To transform a source point into a target point, there is also a multiplication operation defined between a matrix and a vector object. To avoid confusion (with matrix-matrix multiplication), this is implemented in Vector3 using the TransformCoordinate method.

A couple of little code snippets should make things more clear. First, the following code in polyhedron.cs is used to fold two faces along their common side:

Vector3 axis = axisTo - axisFrom;
Matrix foldTransform = 
  Matrix.Translation(-axisFrom) * 
  Matrix.RotationAxis(axis, proportion * _dihedralAngle) * 
Vector3[] p= Vector3.TransformCoordinate(

Here the common side is defined as a line from axisFrom to axisTo. Rotations are always defined about a line through the origin, so, before I rotate, I need to move one point of the side to the origin and then move it back afterward. To do this, I'm chaining together three linear transformations to build the matrix that I use to transform the face coordinate: move to the origin, rotate, and then move back again.

There's one other little trick here: the vector representing the axis of rotation also has to start from the origin, so I subtract axisFrom, moving (axisFrom,axisTo) to (origin, axisTo-AxisFrom).

If your head is not too full of math now, let's try one more example (based on projector.cs) that is used to transform the polygons of the polyhedron into what you would expect to see from the screen viewpoint:

Matrix projection = 
  Matrix.Translation(-pivot) * 
  Matrix.RotationY(yaw) *
  Matrix.RotationX(angle) * 
  Matrix.Translation(viewPoint) * 
Vector3[] p= Vector3.TransformCoordinate(face.Points,foldTransform);

Remember that the shape is being rotated in the horizontal plane while it is being folded. To do this, a point on the pivot axis is moved to the origin, then a rotation takes place about the vertical (Y) axis through the yaw angle. (If you've flown an aircraft in reality or simulation, you will have come across the other two possible independent rotations called pitch and roll.)

This time, instead of moving back to the start position, a move takes place to the viewpoint. Finally, a perspective transformation takes place to shrink the stuff that is far away on the Z axis. There's a lot going on here, yet it can all be combined into a single 4-by-4 matrix, which is pretty impressive.

More to Explore

Although not used in Polyhedra, quaternions are also available in the emulation library. They are a good way to combine a set of 3D rotations into a single rotation. They are also great for smoothly changing from one orientation to another. They were discovered by Sir William Rowan Hamilton (from my hometown of Dublin, Ireland) while walking along the street, and he promptly scribbled the equation on the side of the Broome Bridge so he wouldn't forget it (go to I'd like to claim that all our graffiti is equally erudite, but I don't suppose you'd believe me.

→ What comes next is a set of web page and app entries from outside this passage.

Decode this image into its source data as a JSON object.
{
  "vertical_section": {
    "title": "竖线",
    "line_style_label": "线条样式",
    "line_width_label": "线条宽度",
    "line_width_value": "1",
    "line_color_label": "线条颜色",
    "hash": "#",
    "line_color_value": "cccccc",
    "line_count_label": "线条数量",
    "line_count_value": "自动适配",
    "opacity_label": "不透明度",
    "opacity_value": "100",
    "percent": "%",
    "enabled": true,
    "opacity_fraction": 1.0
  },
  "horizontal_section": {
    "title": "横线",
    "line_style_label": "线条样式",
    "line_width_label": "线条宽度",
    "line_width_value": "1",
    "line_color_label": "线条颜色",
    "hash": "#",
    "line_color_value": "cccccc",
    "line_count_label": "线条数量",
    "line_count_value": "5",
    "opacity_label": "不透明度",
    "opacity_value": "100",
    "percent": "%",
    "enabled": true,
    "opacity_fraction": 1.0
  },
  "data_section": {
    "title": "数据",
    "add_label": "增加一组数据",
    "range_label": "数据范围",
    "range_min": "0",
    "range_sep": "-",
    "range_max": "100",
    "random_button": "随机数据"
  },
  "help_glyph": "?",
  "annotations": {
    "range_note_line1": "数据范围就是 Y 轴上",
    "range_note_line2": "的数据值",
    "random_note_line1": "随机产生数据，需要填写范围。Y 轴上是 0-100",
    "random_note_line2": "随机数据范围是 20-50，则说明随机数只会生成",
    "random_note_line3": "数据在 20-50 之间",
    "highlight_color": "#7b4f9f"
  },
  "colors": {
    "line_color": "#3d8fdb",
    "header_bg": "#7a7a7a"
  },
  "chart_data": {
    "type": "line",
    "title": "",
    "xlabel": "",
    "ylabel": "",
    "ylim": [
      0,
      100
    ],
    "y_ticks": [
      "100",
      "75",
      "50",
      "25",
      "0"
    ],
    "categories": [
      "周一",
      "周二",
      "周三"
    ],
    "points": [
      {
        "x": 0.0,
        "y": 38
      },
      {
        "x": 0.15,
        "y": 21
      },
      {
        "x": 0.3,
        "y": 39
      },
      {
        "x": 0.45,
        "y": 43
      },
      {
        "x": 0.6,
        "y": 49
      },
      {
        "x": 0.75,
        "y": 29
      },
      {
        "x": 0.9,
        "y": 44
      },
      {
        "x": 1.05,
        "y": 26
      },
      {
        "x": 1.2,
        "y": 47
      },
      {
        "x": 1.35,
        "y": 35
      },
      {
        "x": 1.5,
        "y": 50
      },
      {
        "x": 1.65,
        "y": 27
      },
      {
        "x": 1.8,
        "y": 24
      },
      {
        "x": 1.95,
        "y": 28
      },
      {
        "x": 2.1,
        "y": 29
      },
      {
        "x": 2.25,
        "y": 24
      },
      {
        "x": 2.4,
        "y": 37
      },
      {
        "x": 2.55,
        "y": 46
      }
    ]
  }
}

Quaternions also avoid a problem called gimbal lock. This played an important part in gyroscope navigation during the Apollo moon missions and was featured in a movie about the Apollo 13 mission.

There's plenty of other stuff that I haven't gone into, such as vector dot products and cross products, but hopefully I've given you a flavor of what's possible with the DirectX Math emulation. I originally developed this emulation to do transformations on a hosted server running ASP.NET where I couldn't install DirectX. You may find other applications for it in this type of environment.

Polyhedron should give you a taste of how Silverlight provides a useful, extensible tool for Web UIs that really grab the user's attention and get information across in fast and memorable ways. You can build on your existing .NET experience in all sorts of creative ways, and, unlike JavaScript, you don't have to be obsessive about the number of lines of code being executed on the client.

Declan Brennan is old enough to remember the first microprocessor, and he still hasn't gotten used to having his own personal genie in a bottle. He can't believe his luck at being in a world limited not by technology but only by imagination. Learn more about Declan at